Dogma Shrink
You may find that a therapist is intellectually married to some theory that doesn't resonate with your worldview. For example, I just don't believe in the classic Freudian approach, with its deep faith in concepts like penis envy. (My favorite incident on this topic occurred when a friend's 3-year-old daughter reacted to her first glimpse of a naked baby boy by commenting, "Gee, Mom, he's lucky that thing isn't growing on his face.") If your therapist seems more interested in some sort of academic doctrine than in what you're saying and feeling, leave. Remember, theories don't heal people; people heal people.

Captain Distracto Shrink
This type of therapist is so preoccupied that you'd do just as well to simply stay home and think. I once visited a shrink who not only took but returned personal calls—and I mean very personal calls—during our sessions. Listening to one side of her conversations provided me with excellent material for a novel but not much for my mental health.

Roundish Flatworm Shrink
The roundish flatworm is a very primitive organism from which all animal life is descended, and I use the term here to mean a person too unevolved to understand complex emotions. An example is the psychologist who told one of my clients, a firefighter, that he should deal with the trauma of carrying dead bodies out of burning houses by "growing up and getting used to it." Trying to get someone this clueless to understand you is like trying to teach a slug to juggle. Don't waste your money.

Just Plain Nuts Shrink
This may be the therapist who takes up 40 minutes of your costly little hour telling you how to avoid alien abduction, but it may also be the creepy shrink who rigidly insists on ideas that feel wrong or dismisses your deepest feelings with an indifferent chortle.
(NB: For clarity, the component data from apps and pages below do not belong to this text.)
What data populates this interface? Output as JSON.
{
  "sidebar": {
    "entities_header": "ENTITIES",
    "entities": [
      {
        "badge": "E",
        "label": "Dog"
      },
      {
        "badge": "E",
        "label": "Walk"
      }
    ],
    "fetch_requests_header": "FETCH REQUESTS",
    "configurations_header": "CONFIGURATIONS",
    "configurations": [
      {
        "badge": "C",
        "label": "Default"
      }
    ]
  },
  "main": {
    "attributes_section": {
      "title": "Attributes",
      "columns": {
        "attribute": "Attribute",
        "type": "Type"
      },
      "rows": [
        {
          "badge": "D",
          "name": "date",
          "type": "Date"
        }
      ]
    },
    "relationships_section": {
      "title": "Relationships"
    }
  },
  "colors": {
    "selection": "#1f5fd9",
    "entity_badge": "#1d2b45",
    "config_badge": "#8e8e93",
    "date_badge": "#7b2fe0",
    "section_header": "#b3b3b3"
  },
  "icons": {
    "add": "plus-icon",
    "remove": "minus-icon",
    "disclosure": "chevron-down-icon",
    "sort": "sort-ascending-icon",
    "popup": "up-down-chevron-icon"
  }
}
Sessions with a good therapist can stir up your emotional waters, but you'll still have an underlying sensation of mental clarity and emotional support. If you feel crazier, less important, and more despairing after you've spoken to a therapist than you did before your session, don't go back.

The Cardinal Rule

You can steer clear of all these nightmare counselors by remembering Goethe's phrase "Just trust yourself, then you will know how to live." Rely on this truth at every stage of the therapeutic process. Trust yourself when your aching heart tells you it needs a compassionate witness. Trust yourself when your instincts warn you that the therapist your mother or minister recommended isn't giving you the right advice. Trust yourself when, sitting in a relative stranger's office, you suddenly feel a frightening, exhilarating urge to tell truths you've never known until that very moment. Psychotherapy is about listening to someone who knows exactly how you should live your life: you. A good therapist will always end up giving you back to yourself. I can tell you from long experience, it's a gift that keeps on giving.

More Relationship Advice From Martha Beck


Next Story